    So, in a way the article above is accurate, in that Satan immediately started to swing toward rebellion as soon as he learned about these truths, but at the same time, it was no instantaneous fall. First he leaned in one direction and obviously was unable or unwilling to turn himself around. He moved in the direction of what he really was, in the same way that Judas became what he really was as information was presented to him. I think Judas finally fell when he realized that the religious authorities were against Christ and he had to choose sides. Also, the Gospel of Jesus was something he could not accept in the same way that Lucifer could not accept the story of the Incarnation and the Immaculate Conception of Mary. In both situations, information was presented to them sequentially, and so they followed their inclinations to their natural and true states of being (who they really are).
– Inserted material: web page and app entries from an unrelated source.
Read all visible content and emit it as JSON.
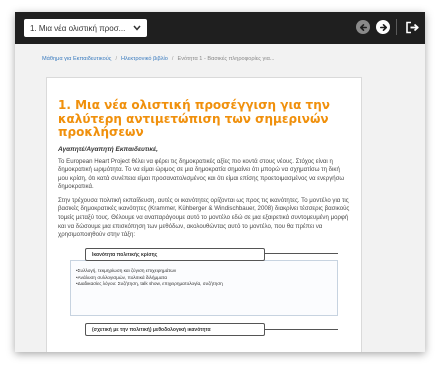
{
  "topbar": {
    "chapter_select": "1. Μια νέα ολιστική προσ...",
    "prev_icon": "arrow-left-circle-icon",
    "next_icon": "arrow-right-circle-icon",
    "exit_icon": "exit-icon"
  },
  "breadcrumb": {
    "items": [
      "Μάθημα για Εκπαιδευτικούς",
      "Ηλεκτρονικό βιβλίο"
    ],
    "current": "Ενότητα 1 - Βασικές πληροφορίες για..."
  },
  "content": {
    "title": "1. Μια νέα ολιστική προσέγγιση για την καλύτερη αντιμετώπιση των σημερινών προκλήσεων",
    "subheading": "Αγαπητέ/Αγαπητή Εκπαιδευτικέ,",
    "paragraphs": [
      "Το European Heart Project θέλει να φέρει τις δημοκρατικές αξίες πιο κοντά στους νέους. Στόχος είναι η δημοκρατική ωριμότητα. Το να είμαι ώριμος σε μια δημοκρατία σημαίνει ότι μπορώ να σχηματίσω τη δική μου κρίση, ότι κατά συνέπεια είμαι προσανατολισμένος και ότι είμαι επίσης προετοιμασμένος να ενεργήσω δημοκρατικά.",
      "Στην τρέχουσα πολιτική εκπαίδευση, αυτές οι ικανότητες ορίζονται ως προς τις ικανότητες. Το μοντέλο για τις βασικές δημοκρατικές ικανότητες (Krammer, Kühberger & Windischbauer, 2008) διακρίνει τέσσερις βασικούς τομείς μεταξύ τους. Θέλουμε να αναπαράγουμε αυτό το μοντέλο εδώ σε μια εξαιρετικά συντομευμένη μορφή και να δώσουμε μια επισκόπηση των μεθόδων, ακολουθώντας αυτό το μοντέλο, που θα πρέπει να χρησιμοποιηθούν στην τάξη:"
    ],
    "diagram": {
      "box1_title": "Ικανότητα πολιτικής κρίσης",
      "box1_bullets": [
        "•Συλλογή, τεκμηρίωση και ζύγιση επιχειρημάτων",
        "•Ανάλυση συλλογισμών, πολιτικά διλήμματα",
        "•Διαδικασίες λόγου: Συζήτηση, talk show, επιχειρηματολογία, συζήτηση"
      ],
      "box2_title": "(σχετική με την πολιτική) μεθοδολογική ικανότητα"
    }
  }
}
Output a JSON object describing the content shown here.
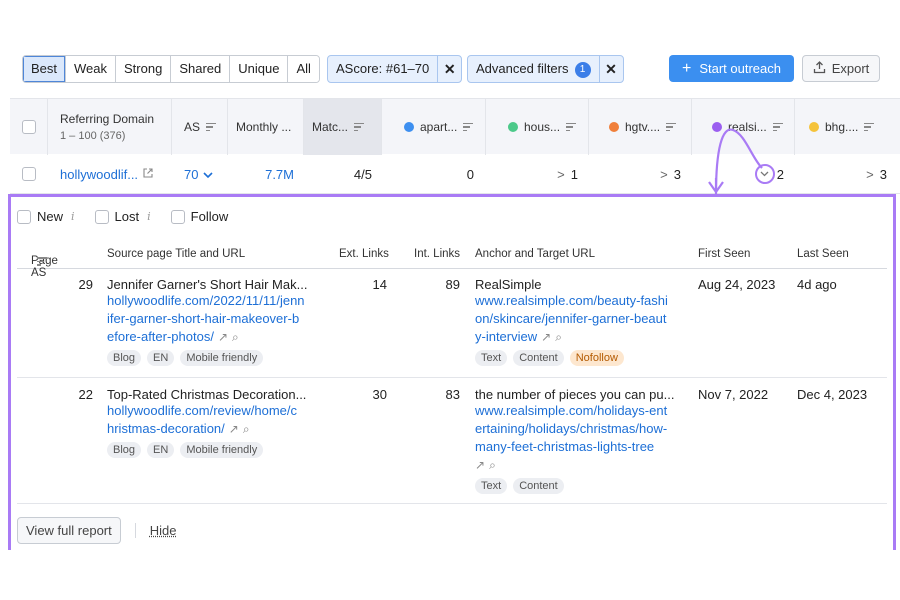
{
  "toolbar": {
    "segments": [
      "Best",
      "Weak",
      "Strong",
      "Shared",
      "Unique",
      "All"
    ],
    "ascore_chip": "AScore: #61–70",
    "advanced_chip": "Advanced filters",
    "advanced_count": "1",
    "close_glyph": "✕",
    "start_outreach": "Start outreach",
    "export": "Export"
  },
  "header": {
    "referring_domain": "Referring Domain",
    "range": "1 – 100 (376)",
    "as": "AS",
    "monthly": "Monthly ...",
    "match": "Matc...",
    "competitors": [
      {
        "name": "apart...",
        "color": "#3d8ff0"
      },
      {
        "name": "hous...",
        "color": "#4cc98a"
      },
      {
        "name": "hgtv....",
        "color": "#f07f3a"
      },
      {
        "name": "realsi...",
        "color": "#9b5ef0"
      },
      {
        "name": "bhg....",
        "color": "#f5c33b"
      }
    ]
  },
  "row": {
    "domain": "hollywoodlif...",
    "as": "70",
    "monthly": "7.7M",
    "match": "4/5",
    "c1": "0",
    "c2": "1",
    "c3": "3",
    "c4": "2",
    "c5": "3"
  },
  "expanded": {
    "filters": [
      "New",
      "Lost",
      "Follow"
    ],
    "columns": {
      "page_as": "Page AS",
      "source": "Source page Title and URL",
      "ext": "Ext. Links",
      "int": "Int. Links",
      "anchor": "Anchor and Target URL",
      "first_seen": "First Seen",
      "last_seen": "Last Seen"
    },
    "rows": [
      {
        "page_as": "29",
        "title": "Jennifer Garner's Short Hair Mak...",
        "url": "hollywoodlife.com/2022/11/11/jennifer-garner-short-hair-makeover-before-after-photos/",
        "url_lines": [
          "hollywoodlife.com/2022/11/11/jenn",
          "ifer-garner-short-hair-makeover-b",
          "efore-after-photos/"
        ],
        "tags": [
          "Blog",
          "EN",
          "Mobile friendly"
        ],
        "ext": "14",
        "int": "89",
        "anchor": "RealSimple",
        "target_lines": [
          "www.realsimple.com/beauty-fashi",
          "on/skincare/jennifer-garner-beaut",
          "y-interview"
        ],
        "anchor_tags": [
          "Text",
          "Content"
        ],
        "anchor_warn_tag": "Nofollow",
        "first_seen": "Aug 24, 2023",
        "last_seen": "4d ago"
      },
      {
        "page_as": "22",
        "title": "Top-Rated Christmas Decoration...",
        "url_lines": [
          "hollywoodlife.com/review/home/c",
          "hristmas-decoration/"
        ],
        "tags": [
          "Blog",
          "EN",
          "Mobile friendly"
        ],
        "ext": "30",
        "int": "83",
        "anchor": "the number of pieces you can pu...",
        "target_lines": [
          "www.realsimple.com/holidays-ent",
          "ertaining/holidays/christmas/how-",
          "many-feet-christmas-lights-tree"
        ],
        "anchor_tags": [
          "Text",
          "Content"
        ],
        "first_seen": "Nov 7, 2022",
        "last_seen": "Dec 4, 2023"
      }
    ],
    "view_full_report": "View full report",
    "hide": "Hide"
  },
  "colors": {
    "accent": "#3b8ff0",
    "highlight": "#a97bf5",
    "link": "#1d6fd6"
  }
}
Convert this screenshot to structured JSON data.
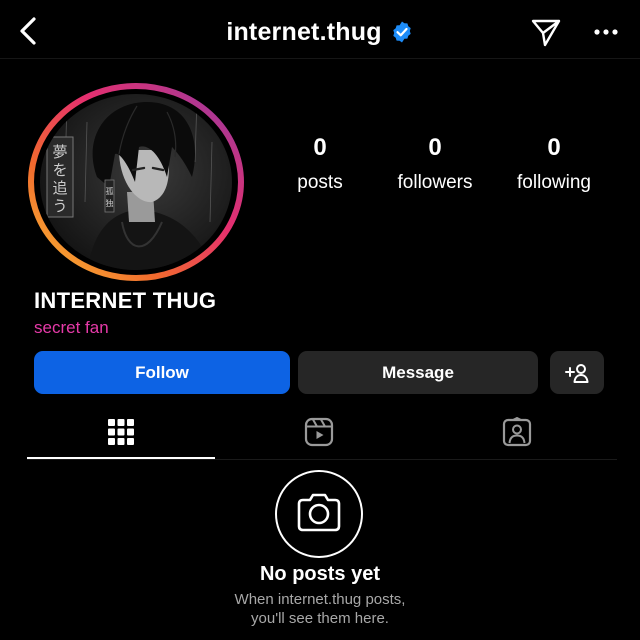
{
  "header": {
    "title": "internet.thug",
    "verified": true,
    "icons": [
      "back-chevron-icon",
      "verified-badge-icon",
      "send-paper-plane-icon",
      "more-dots-icon"
    ]
  },
  "profile": {
    "display_name": "INTERNET THUG",
    "bio": "secret fan",
    "avatar": "anime-portrait-in-gradient-story-ring",
    "stats": {
      "posts": {
        "value": "0",
        "label": "posts"
      },
      "followers": {
        "value": "0",
        "label": "followers"
      },
      "following": {
        "value": "0",
        "label": "following"
      }
    }
  },
  "actions": {
    "follow_label": "Follow",
    "message_label": "Message",
    "add_user_icon": "add-person-icon"
  },
  "tabs": [
    {
      "name": "posts-grid",
      "icon": "grid-icon",
      "active": true
    },
    {
      "name": "reels",
      "icon": "reels-icon",
      "active": false
    },
    {
      "name": "tagged",
      "icon": "tagged-person-icon",
      "active": false
    }
  ],
  "empty_state": {
    "icon": "camera-icon",
    "title": "No posts yet",
    "subtitle_line1": "When internet.thug posts,",
    "subtitle_line2": "you'll see them here."
  },
  "colors": {
    "background": "#000000",
    "follow_button": "#0d63e4",
    "secondary_button": "#262626",
    "bio_text": "#e63aa8",
    "verified_badge": "#1d8cf8",
    "ring_gradient": [
      "#f9c033",
      "#f26a2e",
      "#e52f6f",
      "#c13584",
      "#833ab4"
    ]
  }
}
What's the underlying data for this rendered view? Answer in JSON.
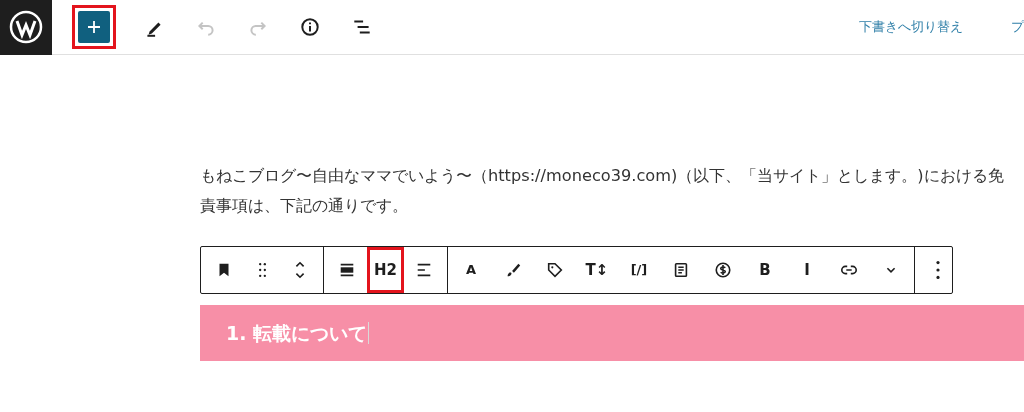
{
  "header": {
    "tools": [
      {
        "highlighted": true,
        "disabled": false
      },
      {
        "highlighted": false,
        "disabled": false
      },
      {
        "highlighted": false,
        "disabled": true
      },
      {
        "highlighted": false,
        "disabled": true
      },
      {
        "highlighted": false,
        "disabled": false
      },
      {
        "highlighted": false,
        "disabled": false
      }
    ],
    "links": [
      "下書きへ切り替え",
      "プ"
    ]
  },
  "paragraph": "もねこブログ〜自由なママでいよう〜（https://moneco39.com)（以下、「当サイト」とします。)における免責事項は、下記の通りです。",
  "block_toolbar": {
    "groups": [
      [
        {
          "kind": "icon",
          "highlighted": false
        },
        {
          "kind": "icon",
          "highlighted": false
        },
        {
          "kind": "icon",
          "highlighted": false
        }
      ],
      [
        {
          "kind": "icon",
          "highlighted": false
        },
        {
          "kind": "text",
          "label": "H2",
          "highlighted": true
        },
        {
          "kind": "icon",
          "highlighted": false
        }
      ],
      [
        {
          "kind": "text",
          "label": "A",
          "highlighted": false
        },
        {
          "kind": "icon",
          "highlighted": false
        },
        {
          "kind": "icon",
          "highlighted": false
        },
        {
          "kind": "text",
          "label": "T↕",
          "highlighted": false
        },
        {
          "kind": "text",
          "label": "[/]",
          "highlighted": false
        },
        {
          "kind": "icon",
          "highlighted": false
        },
        {
          "kind": "icon",
          "highlighted": false
        },
        {
          "kind": "text",
          "label": "B",
          "highlighted": false
        },
        {
          "kind": "text",
          "label": "I",
          "highlighted": false
        },
        {
          "kind": "icon",
          "highlighted": false
        },
        {
          "kind": "icon",
          "highlighted": false
        }
      ],
      [
        {
          "kind": "icon",
          "highlighted": false
        }
      ]
    ]
  },
  "heading": {
    "text": "1. 転載について",
    "caret": true
  }
}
    Incidentently, it takes humility for a being that is uncomfortable with the facts to bend his/her will to accept it because it comes from God. God allows these uncomfortable facts to try us in obedience, humility, and faithfulness and both of these failed.

    Here is a link to the online book. Read the first volume.